By Ezgi Erkoyun and Ali Kucukgocmen
ISTANBUL (Reuters) – Turkey’s main opposition claimed a decisive victory on Sunday in Istanbul’s re-run election, dealing one of the biggest blows to President Tayyip Erdogan during his 16 years in power and promising a new beginning in the country’s largest city.
Ekrem Imamoglu, mayoral candidate of the secularist Republican People’s Party (CHP), was leading with 54% of votes versus 45% for Erdogan’s AK Party (AKP) candidate, with more than 99% of ballots opened, Turkish broadcasters said.
The election was Istanbul’s second in three months after results of an initial March vote were scrapped, setting up the do-over as a test of Turks’ ability to check what many saw as their president’s increasingly authoritarian power.
“Today, 16 million Istanbul residents have renewed our faith in democracy and refreshed our trust in justice,” Imamoglu told supporters.
His AKP opponent, former Prime Minister Binali Yildirim, congratulated him and wished him “all the luck” in serving Istanbul, Turkey’s commercial hub. Erdogan also tweeted his congratulations to the CHP candidate.
Imamoglu had won the original mayoral election on March 31 by a narrow margin, which prompted the Islamist-rooted AKP to demand a re-run, citing what it said were voting irregularities.
The High Election Board’s decision to grant that request drew sharp criticism from Turkey’s Western allies and from Erdogan’s opponents at home, stirring concerns about the rule of law and raising the stakes for the re-run.
Broadcasters put the CHP’s lead on Sunday at about 800,000 votes, eclipsing the roughly 13,000-vote margin in March.
The election board said it would announce the election results as soon as possible.
“While March 31 was a mayoral election, this re-run was one to put an end to the dictatorship,” said Gulcan Demirkaya, 48, from the city’s AKP-leaning Kagithane district.
“God willing, I would like to see (Imamoglu) as the president in five years’ time,” she said. “The one-man rule should come to an end. For the first time in a long time, I am very happy and proud for my country.”

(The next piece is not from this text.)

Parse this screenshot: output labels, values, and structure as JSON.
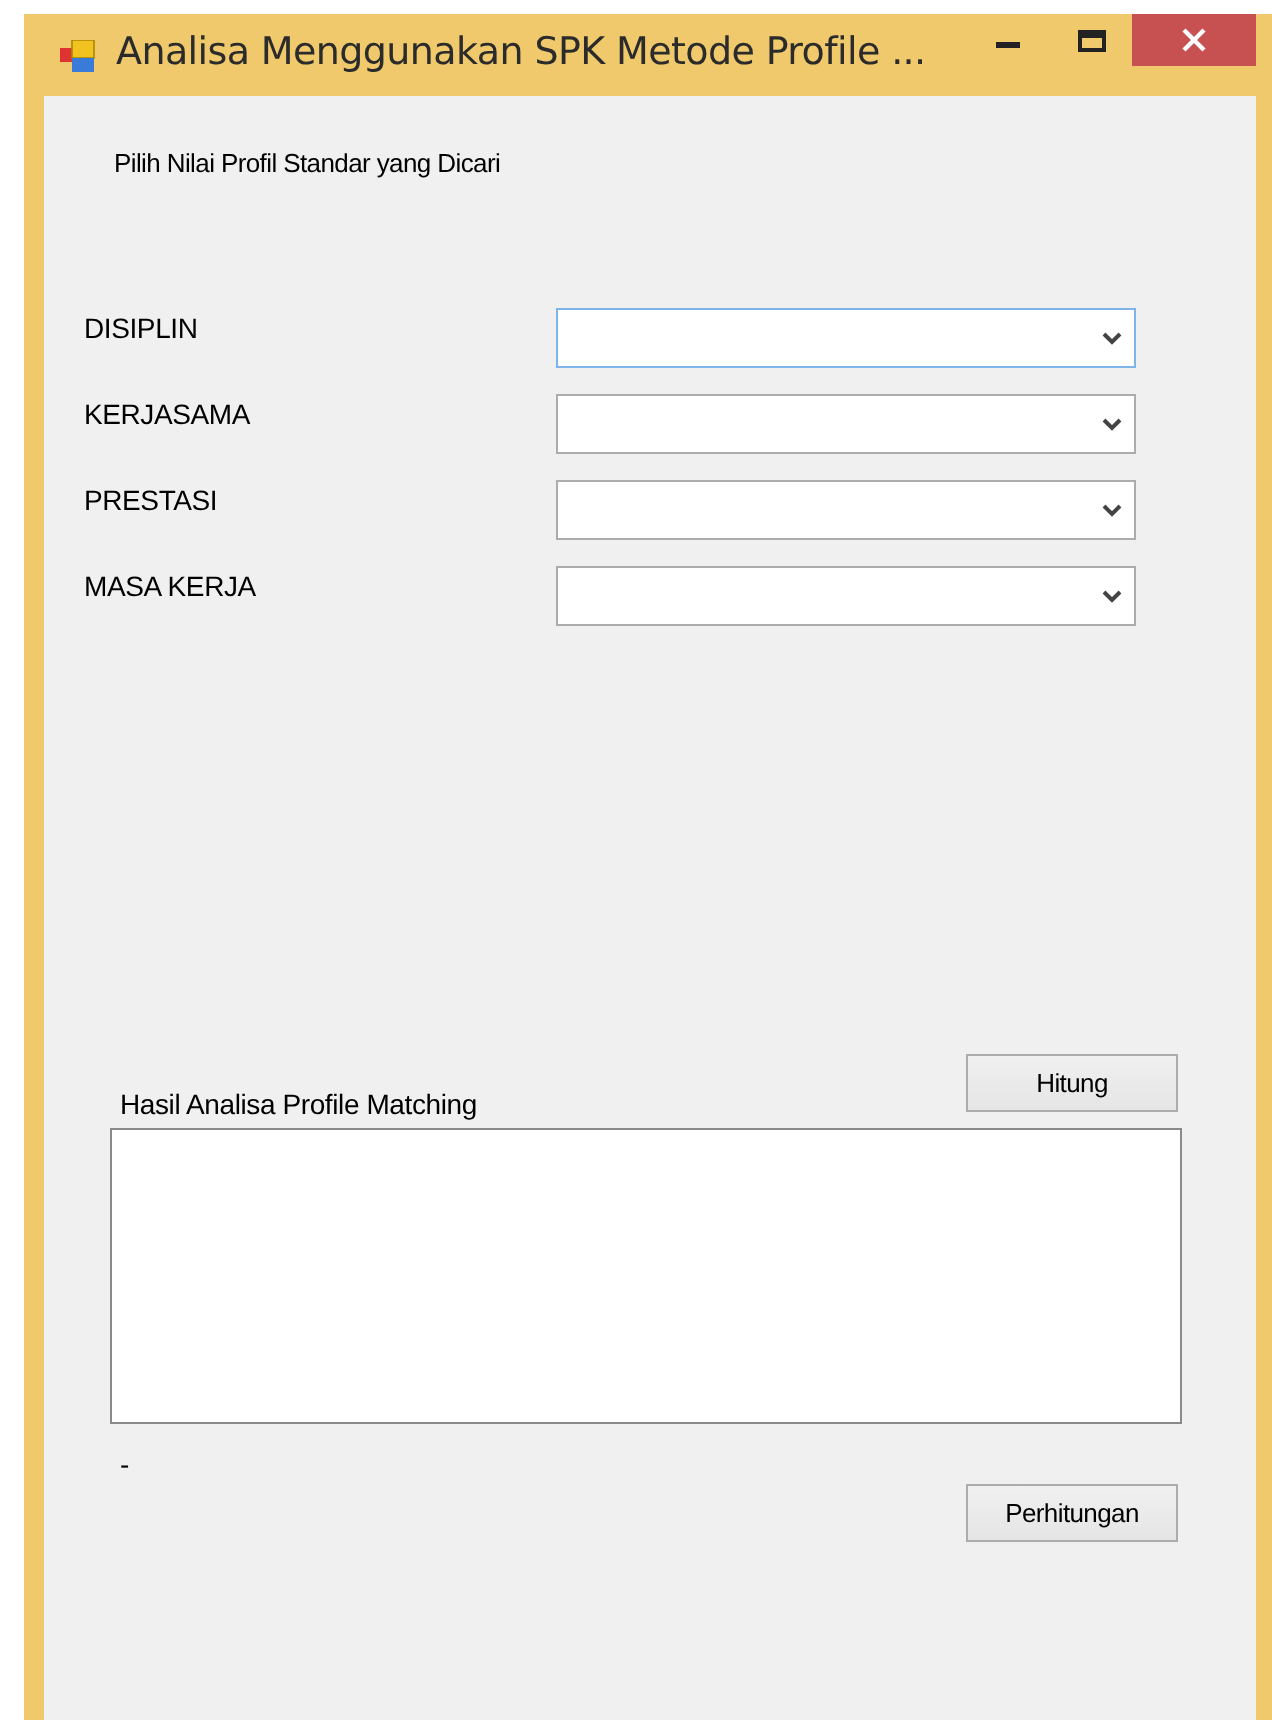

JUSTICE AND LOVE
Imamoglu, a former businessman and district mayor who waged an inclusive campaign and avoided criticizing Erdogan, said he was ready to work with the AKP to tackle Istanbul’s problems, including its transport gridlock and the needs of its Syrian refugees.
“In this new page in Istanbul, there will from now on be justice, equality, love, tolerance; while misspending (of public funds), pomp, arrogance and the alienation of the other will end,” he said.
The handover of power in the mayor’s office could shed further light on what Imamoglu said was the misspending of billions of lira at the Istanbul municipality, which has a budget of around $4 billion.
Erdogan himself served as Istanbul’s mayor in the 1990s before he embarked on a national political career, dominating Turkish politics first as prime minister, then as president. He presided over years of strong economic growth. But critics say he has become increasingly autocratic and intolerant of dissent.
The second defeat in Istanbul marked a major embarrassment for the president and could also weaken what until recently seemed to be his iron grip on power. He had campaigned hard and targeted Imamoglu directly with accusations of lying and cheating.
“This is definitely going to have an impact on the future of Turkish politics given the margin of victory. It’s an alarming sign for the AKP establishment,” said Sinan Ulgen, visiting scholar at Carnegie Europe in Brussels and a former Turkish diplomat.
Analysts say the loss could set off a Cabinet reshuffle in Ankara and adjustments to foreign policy. It could even trigger a national election earlier than 2023 as scheduled, although the leader of the AKP’s nationalist ally played down that prospect.
“Turkey should now return to its real agenda, the election process should close,” MHP party leader Devlet Bahceli said. “Talking of an early election would be among the worst things that can be done to our country.”
Turkey’s economy is in recession and the United States, its NATO ally, has threatened sanctions if Erdogan goes ahead with plans to install Russian missile defences.
The uncertainty over the fate of Istanbul and potential delays in broader economic reforms have kept financial markets on edge.
Turkey’s lira currency tumbled after the decision to annul the March vote and is down nearly 10% this year in part on election jitters. It edged higher on Sunday night.
(Reporting by Ezgi Erkoyun and Ali Kucukgocmen; Additional reporting by Humeyra Pamuk, Daren Butler, Ece Toksabay, Eylul Aytan and Tuvan Gumrukcu; Writing by Jonathan Spicer; Editing by Gareth Jones and Peter Cooney)